Her: "Well you’re too young to remember all that happened back in my day, but they are going to be used during the women’s rights marches this coming week. They are a protest against the names that we were/are called and how we were/are treated.
During work meetings, I was directly groped on my buttocks and was demeaned and told that “Well you like it, don’t you?” I was alive when it was at its worse and I hate to think that we could start going back to that. We fought against it and will continue to do so.
All it takes is to let one thing slide. It opens the flood gates for everyone to start saying even more and not only that, it starts affecting every other group around us. Minority groups and such. Our president-elect [now president] is who he is but we gotta keep fighting.
I’m knitting this hat for the march and thought I can’t go to the women’s march, my sisters who are 63 and 68 are going. And this is my way of contributing to this fight."

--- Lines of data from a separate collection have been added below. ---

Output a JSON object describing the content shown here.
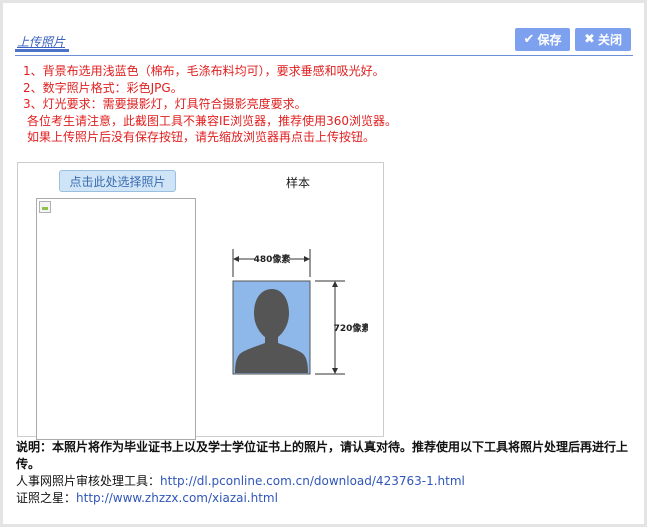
{
  "header": {
    "title": "上传照片",
    "save_label": "保存",
    "close_label": "关闭"
  },
  "notes": [
    "1、背景布选用浅蓝色（棉布，毛涤布料均可），要求垂感和吸光好。",
    "2、数字照片格式：彩色JPG。",
    "3、灯光要求：需要摄影灯，灯具符合摄影亮度要求。",
    "各位考生请注意，此截图工具不兼容IE浏览器，推荐使用360浏览器。",
    "如果上传照片后没有保存按钮，请先缩放浏览器再点击上传按钮。"
  ],
  "photo": {
    "select_label": "点击此处选择照片",
    "sample_label": "样本",
    "width_label": "480像素",
    "height_label": "720像素"
  },
  "footer": {
    "note": "说明：本照片将作为毕业证书上以及学士学位证书上的照片，请认真对待。推荐使用以下工具将照片处理后再进行上传。",
    "tool1_label": "人事网照片审核处理工具：",
    "tool1_url": "http://dl.pconline.com.cn/download/423763-1.html",
    "tool2_label": "证照之星：",
    "tool2_url": "http://www.zhzzx.com/xiazai.html"
  },
  "colors": {
    "accent": "#7ea1ef",
    "notes": "#e02020",
    "link": "#2f56b8",
    "sample_bg": "#8fb8ea",
    "silhouette": "#555555"
  }
}
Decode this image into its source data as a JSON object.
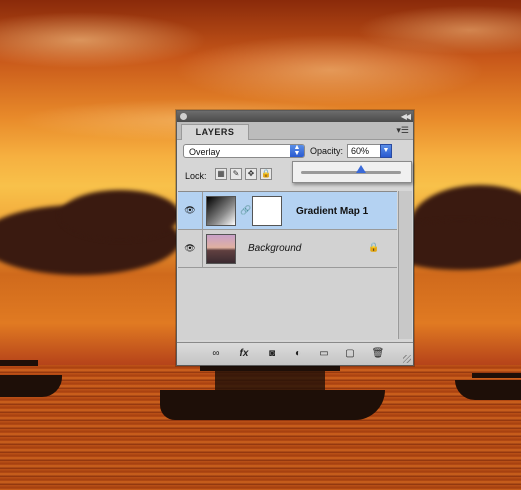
{
  "panel": {
    "tab_label": "LAYERS",
    "blend_mode": "Overlay",
    "opacity_label": "Opacity:",
    "opacity_value": "60%",
    "opacity_fraction": 0.6,
    "lock_label": "Lock:",
    "layers": [
      {
        "name": "Gradient Map 1",
        "selected": true,
        "visible": true,
        "type": "adjustment"
      },
      {
        "name": "Background",
        "selected": false,
        "visible": true,
        "locked": true,
        "type": "image"
      }
    ],
    "bottom_icons": [
      "link-layers-icon",
      "fx-icon",
      "layer-mask-icon",
      "adjustment-layer-icon",
      "new-group-icon",
      "new-layer-icon",
      "trash-icon"
    ]
  },
  "colors": {
    "selection": "#b4d2f2",
    "accent_blue": "#3a6ad8"
  }
}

I don't think that I will ever forget the impression this lady made on me. I see her in my mind's eye and she looks weak from whatever she is fighting health wise and through age, and yet there is such a strong force around her. A force of silent yet powerful protest against the wrongs happening right now. And if that isn’t inspiring, I don’t know what is. Hold strong everyone. And stay strong. Keep fighting in any way you can, whether it be through taking care of yourself, standing up to whoever is bothering you, or joining the protests to come. Stay inspired, and think of that strong, old lady, who is weary from fighting, but will keep doing so every single day.